Records provided:
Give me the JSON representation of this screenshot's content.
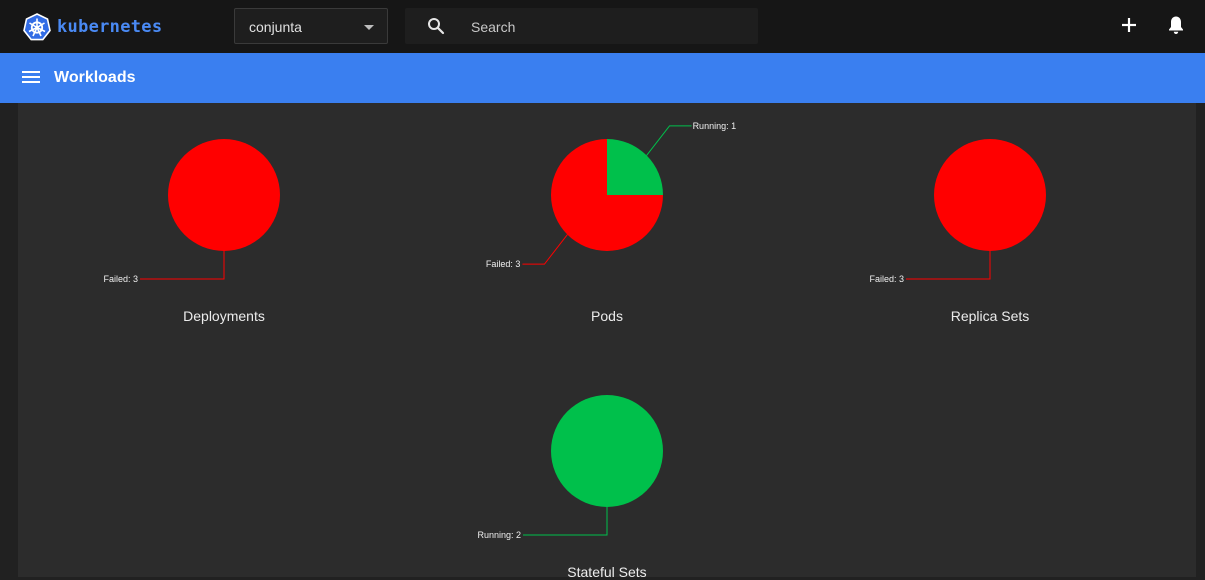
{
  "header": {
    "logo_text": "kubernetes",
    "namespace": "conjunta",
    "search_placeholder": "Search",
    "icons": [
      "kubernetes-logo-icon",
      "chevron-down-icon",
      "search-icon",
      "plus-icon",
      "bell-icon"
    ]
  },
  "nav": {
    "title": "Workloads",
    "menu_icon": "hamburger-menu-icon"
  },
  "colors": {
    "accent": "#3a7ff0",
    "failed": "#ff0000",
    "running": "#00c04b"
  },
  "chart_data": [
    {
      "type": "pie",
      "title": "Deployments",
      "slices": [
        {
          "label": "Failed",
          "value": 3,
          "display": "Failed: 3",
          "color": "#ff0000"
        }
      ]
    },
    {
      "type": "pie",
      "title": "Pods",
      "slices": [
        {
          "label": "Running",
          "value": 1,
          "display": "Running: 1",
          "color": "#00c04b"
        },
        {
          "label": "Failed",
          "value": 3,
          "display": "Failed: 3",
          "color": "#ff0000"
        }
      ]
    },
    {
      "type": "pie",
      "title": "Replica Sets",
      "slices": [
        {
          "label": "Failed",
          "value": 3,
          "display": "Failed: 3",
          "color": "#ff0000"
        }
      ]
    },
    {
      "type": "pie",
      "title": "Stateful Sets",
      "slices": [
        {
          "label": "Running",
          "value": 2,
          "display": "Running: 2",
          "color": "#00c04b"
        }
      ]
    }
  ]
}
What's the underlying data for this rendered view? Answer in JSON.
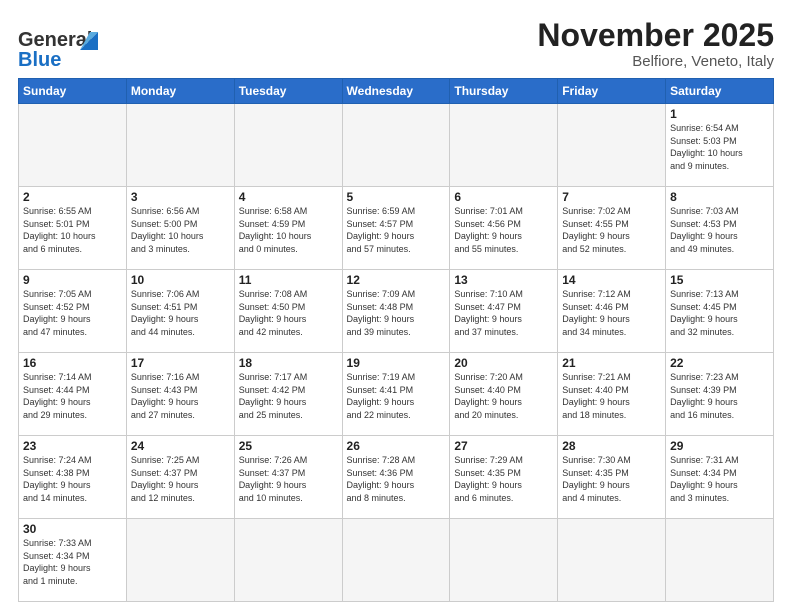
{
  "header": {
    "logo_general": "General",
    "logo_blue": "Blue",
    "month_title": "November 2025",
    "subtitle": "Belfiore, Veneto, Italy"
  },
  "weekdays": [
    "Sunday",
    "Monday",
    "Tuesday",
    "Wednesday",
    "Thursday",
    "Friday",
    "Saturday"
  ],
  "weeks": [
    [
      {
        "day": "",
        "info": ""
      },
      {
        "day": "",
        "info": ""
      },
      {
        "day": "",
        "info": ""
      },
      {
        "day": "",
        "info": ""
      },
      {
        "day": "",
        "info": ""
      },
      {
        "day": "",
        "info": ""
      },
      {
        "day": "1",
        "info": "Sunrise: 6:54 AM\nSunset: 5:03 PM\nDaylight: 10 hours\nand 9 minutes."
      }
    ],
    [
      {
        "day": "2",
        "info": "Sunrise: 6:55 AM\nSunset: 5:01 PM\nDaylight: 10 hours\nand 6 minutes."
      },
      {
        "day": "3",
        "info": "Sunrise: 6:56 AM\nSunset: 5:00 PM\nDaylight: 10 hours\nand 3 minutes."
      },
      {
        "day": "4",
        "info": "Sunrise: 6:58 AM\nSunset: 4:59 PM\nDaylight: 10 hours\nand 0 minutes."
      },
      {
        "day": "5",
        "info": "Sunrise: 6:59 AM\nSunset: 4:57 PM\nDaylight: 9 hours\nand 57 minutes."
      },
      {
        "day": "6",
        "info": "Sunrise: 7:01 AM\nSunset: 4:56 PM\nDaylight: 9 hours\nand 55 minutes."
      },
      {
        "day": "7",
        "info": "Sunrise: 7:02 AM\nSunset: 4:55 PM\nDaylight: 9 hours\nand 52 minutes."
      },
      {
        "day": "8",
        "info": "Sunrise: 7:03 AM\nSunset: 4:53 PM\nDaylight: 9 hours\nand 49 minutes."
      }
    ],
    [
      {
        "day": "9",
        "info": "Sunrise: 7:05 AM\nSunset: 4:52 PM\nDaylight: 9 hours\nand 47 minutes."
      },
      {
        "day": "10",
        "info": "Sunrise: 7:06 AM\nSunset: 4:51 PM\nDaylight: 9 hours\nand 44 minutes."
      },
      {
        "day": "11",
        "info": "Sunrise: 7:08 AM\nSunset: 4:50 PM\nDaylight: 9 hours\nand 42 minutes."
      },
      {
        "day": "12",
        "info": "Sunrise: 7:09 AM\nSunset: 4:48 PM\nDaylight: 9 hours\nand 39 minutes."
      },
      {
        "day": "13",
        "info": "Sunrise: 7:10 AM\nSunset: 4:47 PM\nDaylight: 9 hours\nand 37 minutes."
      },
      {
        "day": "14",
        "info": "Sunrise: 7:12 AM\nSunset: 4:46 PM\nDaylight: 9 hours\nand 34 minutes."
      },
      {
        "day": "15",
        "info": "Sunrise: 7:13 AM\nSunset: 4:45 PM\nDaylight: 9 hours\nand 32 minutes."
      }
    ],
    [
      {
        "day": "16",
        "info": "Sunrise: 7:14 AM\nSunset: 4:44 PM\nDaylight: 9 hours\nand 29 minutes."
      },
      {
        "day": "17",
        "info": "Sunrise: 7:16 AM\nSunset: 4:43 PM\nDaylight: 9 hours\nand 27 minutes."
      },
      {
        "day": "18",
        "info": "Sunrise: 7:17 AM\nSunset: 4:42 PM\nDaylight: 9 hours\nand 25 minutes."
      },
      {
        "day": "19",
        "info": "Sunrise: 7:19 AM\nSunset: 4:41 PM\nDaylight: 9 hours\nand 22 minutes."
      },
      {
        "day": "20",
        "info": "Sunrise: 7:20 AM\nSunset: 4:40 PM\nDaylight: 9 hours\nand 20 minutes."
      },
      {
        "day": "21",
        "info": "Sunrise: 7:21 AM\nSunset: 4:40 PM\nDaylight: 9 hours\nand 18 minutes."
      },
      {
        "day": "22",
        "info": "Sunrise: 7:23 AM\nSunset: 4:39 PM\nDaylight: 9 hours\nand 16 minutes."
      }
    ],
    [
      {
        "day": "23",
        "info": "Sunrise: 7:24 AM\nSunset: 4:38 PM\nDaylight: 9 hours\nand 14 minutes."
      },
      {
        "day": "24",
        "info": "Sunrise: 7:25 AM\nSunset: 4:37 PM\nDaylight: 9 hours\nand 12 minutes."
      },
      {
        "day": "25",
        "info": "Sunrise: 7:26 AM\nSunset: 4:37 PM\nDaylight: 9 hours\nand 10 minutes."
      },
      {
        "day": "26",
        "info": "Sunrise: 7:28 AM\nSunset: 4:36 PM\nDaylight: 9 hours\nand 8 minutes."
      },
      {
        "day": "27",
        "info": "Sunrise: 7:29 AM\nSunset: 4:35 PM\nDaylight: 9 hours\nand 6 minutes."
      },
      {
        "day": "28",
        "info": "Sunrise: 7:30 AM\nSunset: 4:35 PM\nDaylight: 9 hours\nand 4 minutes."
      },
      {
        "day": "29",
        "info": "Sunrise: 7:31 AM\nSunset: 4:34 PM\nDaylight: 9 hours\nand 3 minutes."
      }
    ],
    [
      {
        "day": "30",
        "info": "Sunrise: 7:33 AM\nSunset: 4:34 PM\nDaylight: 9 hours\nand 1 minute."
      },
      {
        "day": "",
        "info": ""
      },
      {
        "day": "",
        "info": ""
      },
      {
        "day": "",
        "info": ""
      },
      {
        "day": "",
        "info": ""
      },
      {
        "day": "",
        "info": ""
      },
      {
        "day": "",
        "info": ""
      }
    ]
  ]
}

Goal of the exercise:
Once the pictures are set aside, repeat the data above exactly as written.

Finished exercise:
Give me the JSON representation of this screenshot's content.
{
  "header": {
    "logo_text": "kubernetes",
    "namespace": "conjunta",
    "search_placeholder": "Search",
    "icons": [
      "kubernetes-logo-icon",
      "chevron-down-icon",
      "search-icon",
      "plus-icon",
      "bell-icon"
    ]
  },
  "nav": {
    "title": "Workloads",
    "menu_icon": "hamburger-menu-icon"
  },
  "colors": {
    "accent": "#3a7ff0",
    "failed": "#ff0000",
    "running": "#00c04b"
  },
  "chart_data": [
    {
      "type": "pie",
      "title": "Deployments",
      "slices": [
        {
          "label": "Failed",
          "value": 3,
          "display": "Failed: 3",
          "color": "#ff0000"
        }
      ]
    },
    {
      "type": "pie",
      "title": "Pods",
      "slices": [
        {
          "label": "Running",
          "value": 1,
          "display": "Running: 1",
          "color": "#00c04b"
        },
        {
          "label": "Failed",
          "value": 3,
          "display": "Failed: 3",
          "color": "#ff0000"
        }
      ]
    },
    {
      "type": "pie",
      "title": "Replica Sets",
      "slices": [
        {
          "label": "Failed",
          "value": 3,
          "display": "Failed: 3",
          "color": "#ff0000"
        }
      ]
    },
    {
      "type": "pie",
      "title": "Stateful Sets",
      "slices": [
        {
          "label": "Running",
          "value": 2,
          "display": "Running: 2",
          "color": "#00c04b"
        }
      ]
    }
  ]
}
What's the underlying data for this rendered view? Answer in JSON.
{
  "header": {
    "logo_general": "General",
    "logo_blue": "Blue",
    "month_title": "November 2025",
    "subtitle": "Belfiore, Veneto, Italy"
  },
  "weekdays": [
    "Sunday",
    "Monday",
    "Tuesday",
    "Wednesday",
    "Thursday",
    "Friday",
    "Saturday"
  ],
  "weeks": [
    [
      {
        "day": "",
        "info": ""
      },
      {
        "day": "",
        "info": ""
      },
      {
        "day": "",
        "info": ""
      },
      {
        "day": "",
        "info": ""
      },
      {
        "day": "",
        "info": ""
      },
      {
        "day": "",
        "info": ""
      },
      {
        "day": "1",
        "info": "Sunrise: 6:54 AM\nSunset: 5:03 PM\nDaylight: 10 hours\nand 9 minutes."
      }
    ],
    [
      {
        "day": "2",
        "info": "Sunrise: 6:55 AM\nSunset: 5:01 PM\nDaylight: 10 hours\nand 6 minutes."
      },
      {
        "day": "3",
        "info": "Sunrise: 6:56 AM\nSunset: 5:00 PM\nDaylight: 10 hours\nand 3 minutes."
      },
      {
        "day": "4",
        "info": "Sunrise: 6:58 AM\nSunset: 4:59 PM\nDaylight: 10 hours\nand 0 minutes."
      },
      {
        "day": "5",
        "info": "Sunrise: 6:59 AM\nSunset: 4:57 PM\nDaylight: 9 hours\nand 57 minutes."
      },
      {
        "day": "6",
        "info": "Sunrise: 7:01 AM\nSunset: 4:56 PM\nDaylight: 9 hours\nand 55 minutes."
      },
      {
        "day": "7",
        "info": "Sunrise: 7:02 AM\nSunset: 4:55 PM\nDaylight: 9 hours\nand 52 minutes."
      },
      {
        "day": "8",
        "info": "Sunrise: 7:03 AM\nSunset: 4:53 PM\nDaylight: 9 hours\nand 49 minutes."
      }
    ],
    [
      {
        "day": "9",
        "info": "Sunrise: 7:05 AM\nSunset: 4:52 PM\nDaylight: 9 hours\nand 47 minutes."
      },
      {
        "day": "10",
        "info": "Sunrise: 7:06 AM\nSunset: 4:51 PM\nDaylight: 9 hours\nand 44 minutes."
      },
      {
        "day": "11",
        "info": "Sunrise: 7:08 AM\nSunset: 4:50 PM\nDaylight: 9 hours\nand 42 minutes."
      },
      {
        "day": "12",
        "info": "Sunrise: 7:09 AM\nSunset: 4:48 PM\nDaylight: 9 hours\nand 39 minutes."
      },
      {
        "day": "13",
        "info": "Sunrise: 7:10 AM\nSunset: 4:47 PM\nDaylight: 9 hours\nand 37 minutes."
      },
      {
        "day": "14",
        "info": "Sunrise: 7:12 AM\nSunset: 4:46 PM\nDaylight: 9 hours\nand 34 minutes."
      },
      {
        "day": "15",
        "info": "Sunrise: 7:13 AM\nSunset: 4:45 PM\nDaylight: 9 hours\nand 32 minutes."
      }
    ],
    [
      {
        "day": "16",
        "info": "Sunrise: 7:14 AM\nSunset: 4:44 PM\nDaylight: 9 hours\nand 29 minutes."
      },
      {
        "day": "17",
        "info": "Sunrise: 7:16 AM\nSunset: 4:43 PM\nDaylight: 9 hours\nand 27 minutes."
      },
      {
        "day": "18",
        "info": "Sunrise: 7:17 AM\nSunset: 4:42 PM\nDaylight: 9 hours\nand 25 minutes."
      },
      {
        "day": "19",
        "info": "Sunrise: 7:19 AM\nSunset: 4:41 PM\nDaylight: 9 hours\nand 22 minutes."
      },
      {
        "day": "20",
        "info": "Sunrise: 7:20 AM\nSunset: 4:40 PM\nDaylight: 9 hours\nand 20 minutes."
      },
      {
        "day": "21",
        "info": "Sunrise: 7:21 AM\nSunset: 4:40 PM\nDaylight: 9 hours\nand 18 minutes."
      },
      {
        "day": "22",
        "info": "Sunrise: 7:23 AM\nSunset: 4:39 PM\nDaylight: 9 hours\nand 16 minutes."
      }
    ],
    [
      {
        "day": "23",
        "info": "Sunrise: 7:24 AM\nSunset: 4:38 PM\nDaylight: 9 hours\nand 14 minutes."
      },
      {
        "day": "24",
        "info": "Sunrise: 7:25 AM\nSunset: 4:37 PM\nDaylight: 9 hours\nand 12 minutes."
      },
      {
        "day": "25",
        "info": "Sunrise: 7:26 AM\nSunset: 4:37 PM\nDaylight: 9 hours\nand 10 minutes."
      },
      {
        "day": "26",
        "info": "Sunrise: 7:28 AM\nSunset: 4:36 PM\nDaylight: 9 hours\nand 8 minutes."
      },
      {
        "day": "27",
        "info": "Sunrise: 7:29 AM\nSunset: 4:35 PM\nDaylight: 9 hours\nand 6 minutes."
      },
      {
        "day": "28",
        "info": "Sunrise: 7:30 AM\nSunset: 4:35 PM\nDaylight: 9 hours\nand 4 minutes."
      },
      {
        "day": "29",
        "info": "Sunrise: 7:31 AM\nSunset: 4:34 PM\nDaylight: 9 hours\nand 3 minutes."
      }
    ],
    [
      {
        "day": "30",
        "info": "Sunrise: 7:33 AM\nSunset: 4:34 PM\nDaylight: 9 hours\nand 1 minute."
      },
      {
        "day": "",
        "info": ""
      },
      {
        "day": "",
        "info": ""
      },
      {
        "day": "",
        "info": ""
      },
      {
        "day": "",
        "info": ""
      },
      {
        "day": "",
        "info": ""
      },
      {
        "day": "",
        "info": ""
      }
    ]
  ]
}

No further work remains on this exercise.